Today’s BetterU blog is from…Emily!!
As we enter our 12th week of #HVBetterU, I’m taking stock of where I started and where I am now. On Monday, July 23rd, a few days before our BetterU class began, I made the decision to keep a food diary and be mindful of what I eat. At that time, my scale read 240 pounds. Today, 12 weeks later the numbers are 213 and I’m not stopping. But that’s just the most easy measurement to note.
This doesn’t begin to measure the feeling of camaraderie that we BetterU sisters share. Not just my 13 amazing colleagues, but all the alums of the program who share their knowledge and support with us. I’ve been at many events the past three months and practically every time I meet another BetterU sister alum who shares her journey.
Their stories of how the program made a difference to them, how they find it integrated into their life even now (sometimes 9 years later) resonates with me. This isn’t a program with an end date – although even now each of us is counting down to November 9th. HVBetterU is a life changer.
When I entered HVBetterU one of my immediate goals was to lose weight and become heart healthy, but another goal was to strengthen my right leg so knee surgery would not be necessary. A week ago, when I saw the doctor he said my knee was now about 90% and surgery would not be necessary. I’d stopped wearing the knee bands about 6 weeks ago – just before I fell and broke my shoulder.
Yes, I’ve also had to persevere through injuries. First the radial tear of the meniscus that led me to BetterU, then the broken shoulder, then, thanks to my enthusiastic joy of riding a stationary bike for less than 6 minutes in team training, a pinched sciatic nerve. I never thought I’d be grateful for that broken shoulder, but it prevented me from taking RPM, which was on my to do list. Unfortunately I’ve discovered that I have spinal stenosis of my three lumbar discs, but that’s okay. I know now. And my doctor is amazing as we spoke about how continuing to strengthen the core will help support and strengthen that area. He recommended the rowing machine, which as he said engages 88% of your body. I’m on it!
Yes, everyone from the American Heart Association, to the trainers and instructors at Gold’s Gym, and most of all my BetterU sisters have been great about working with me as I worked through each of these injuries. Routines were modified. I felt supported in my decision to ‘soldier on” as my grandmother would say. And I’m really happy I did.

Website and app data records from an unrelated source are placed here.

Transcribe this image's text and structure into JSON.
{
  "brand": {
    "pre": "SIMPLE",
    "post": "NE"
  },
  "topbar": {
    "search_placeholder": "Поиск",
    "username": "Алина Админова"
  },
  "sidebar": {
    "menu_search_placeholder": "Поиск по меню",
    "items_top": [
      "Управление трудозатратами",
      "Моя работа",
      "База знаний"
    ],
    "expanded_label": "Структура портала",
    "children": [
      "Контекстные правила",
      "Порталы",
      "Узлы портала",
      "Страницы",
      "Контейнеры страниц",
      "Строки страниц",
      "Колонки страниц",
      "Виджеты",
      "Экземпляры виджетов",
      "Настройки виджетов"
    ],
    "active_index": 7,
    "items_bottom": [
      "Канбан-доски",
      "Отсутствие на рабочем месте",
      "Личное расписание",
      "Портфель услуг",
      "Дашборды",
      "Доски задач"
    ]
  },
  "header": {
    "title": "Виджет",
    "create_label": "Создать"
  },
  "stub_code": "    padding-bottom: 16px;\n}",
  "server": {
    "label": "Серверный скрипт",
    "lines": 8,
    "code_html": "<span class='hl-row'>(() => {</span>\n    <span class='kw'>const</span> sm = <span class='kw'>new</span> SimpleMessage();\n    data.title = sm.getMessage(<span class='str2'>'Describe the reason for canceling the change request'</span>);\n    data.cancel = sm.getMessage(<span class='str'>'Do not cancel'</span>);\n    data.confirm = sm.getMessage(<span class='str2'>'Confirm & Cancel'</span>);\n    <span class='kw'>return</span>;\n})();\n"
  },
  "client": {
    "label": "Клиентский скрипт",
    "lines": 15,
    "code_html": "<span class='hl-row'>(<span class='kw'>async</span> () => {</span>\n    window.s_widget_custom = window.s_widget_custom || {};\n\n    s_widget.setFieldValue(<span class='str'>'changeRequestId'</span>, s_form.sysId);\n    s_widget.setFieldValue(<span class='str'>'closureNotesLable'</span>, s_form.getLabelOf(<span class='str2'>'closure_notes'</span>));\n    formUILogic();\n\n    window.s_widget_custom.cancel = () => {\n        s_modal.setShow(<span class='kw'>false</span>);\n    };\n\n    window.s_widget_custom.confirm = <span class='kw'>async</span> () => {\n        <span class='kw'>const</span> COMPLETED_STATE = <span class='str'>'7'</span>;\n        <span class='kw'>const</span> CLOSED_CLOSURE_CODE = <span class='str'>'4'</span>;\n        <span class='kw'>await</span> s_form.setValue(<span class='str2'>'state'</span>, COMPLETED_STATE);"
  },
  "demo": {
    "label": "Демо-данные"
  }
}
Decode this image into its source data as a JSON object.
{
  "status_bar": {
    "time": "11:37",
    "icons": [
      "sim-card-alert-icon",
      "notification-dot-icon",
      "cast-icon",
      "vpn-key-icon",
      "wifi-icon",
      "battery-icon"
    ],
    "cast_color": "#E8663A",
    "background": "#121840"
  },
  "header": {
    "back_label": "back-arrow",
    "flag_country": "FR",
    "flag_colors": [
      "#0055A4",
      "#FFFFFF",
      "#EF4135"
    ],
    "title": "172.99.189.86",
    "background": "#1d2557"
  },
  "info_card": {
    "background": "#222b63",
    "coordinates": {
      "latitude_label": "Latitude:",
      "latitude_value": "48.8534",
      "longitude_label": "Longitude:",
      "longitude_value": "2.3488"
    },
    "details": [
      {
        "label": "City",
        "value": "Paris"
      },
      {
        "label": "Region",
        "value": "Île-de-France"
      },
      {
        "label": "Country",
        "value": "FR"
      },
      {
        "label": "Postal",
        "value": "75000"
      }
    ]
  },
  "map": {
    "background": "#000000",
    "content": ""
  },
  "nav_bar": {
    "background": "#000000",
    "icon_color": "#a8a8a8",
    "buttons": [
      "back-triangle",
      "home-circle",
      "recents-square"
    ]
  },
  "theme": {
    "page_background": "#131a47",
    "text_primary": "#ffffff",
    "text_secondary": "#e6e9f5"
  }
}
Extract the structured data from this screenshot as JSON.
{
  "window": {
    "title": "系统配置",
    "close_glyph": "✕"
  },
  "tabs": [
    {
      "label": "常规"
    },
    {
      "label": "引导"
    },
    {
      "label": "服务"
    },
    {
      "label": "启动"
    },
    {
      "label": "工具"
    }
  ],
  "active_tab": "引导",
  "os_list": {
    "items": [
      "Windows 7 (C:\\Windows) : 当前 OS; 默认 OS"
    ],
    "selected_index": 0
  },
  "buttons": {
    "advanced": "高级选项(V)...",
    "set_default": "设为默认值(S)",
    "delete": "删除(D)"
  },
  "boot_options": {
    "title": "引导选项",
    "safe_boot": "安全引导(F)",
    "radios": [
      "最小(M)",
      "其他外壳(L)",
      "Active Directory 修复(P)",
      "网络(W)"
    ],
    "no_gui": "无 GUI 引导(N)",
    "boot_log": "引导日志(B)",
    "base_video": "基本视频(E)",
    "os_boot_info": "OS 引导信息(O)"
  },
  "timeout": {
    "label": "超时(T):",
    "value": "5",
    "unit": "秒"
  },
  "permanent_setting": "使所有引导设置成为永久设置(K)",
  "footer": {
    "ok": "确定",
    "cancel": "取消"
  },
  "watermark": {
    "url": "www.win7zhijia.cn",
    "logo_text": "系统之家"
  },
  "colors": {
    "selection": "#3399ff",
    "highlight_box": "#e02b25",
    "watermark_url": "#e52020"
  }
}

I feel healthier. I feel more confident. And I can honestly say I feel happy and secure in myself for the first time in about 16 years. There were many life changes this year and one major one really gave me the freedom to enter this program full out. And that’s something I think is really important. This program is truly a gift to each of us. As we’ve said, we’re each of us winners for being in it. But it demands a 100% commitment. Looking around the room, I know my sisters have incredibly demanding jobs. Busy, busy lives. But each of us has made the room for the lifestyle changes that the program demands.
I want to say thank you to the American Heart Association and the women who’ve provided support through this journey – Danielle, Carolyn, Allison and Ann. To Central Hudson and Denise Doring VanBuren who have supported this program since it’s inception and made it possible. To everyone at Gold’s Gym who’ve taught us gym neophytes that the gym is actually a great place to be – and we love it. To Dr. Page at HealthQuest who not only provides our pre and post physicals, but also gives great advice. And to all my friends and colleagues who have cheered me on and supported me through this time. Without them, it wouldn’t be possible.
Right now, I’m not just a person who’s lost 27 pounds and 17 inches, but someone who’s found her inner core. Thank you #HVBetterU and I’ll be treasuring each of the remaining weeks until we celebrate our graduation together!
Our mission is to be a relentless force for a world of longer, healthier lives. For nearly 100 years, we’ve been fighting heart disease and stroke, striving to save and improve lives. Heart disease is the No. 1 killer worldwide, and stroke ranks second globally. Even when those conditions don’t result in death, they cause disability and diminish quality of life. We want to see a world free of cardiovascular diseases and stroke.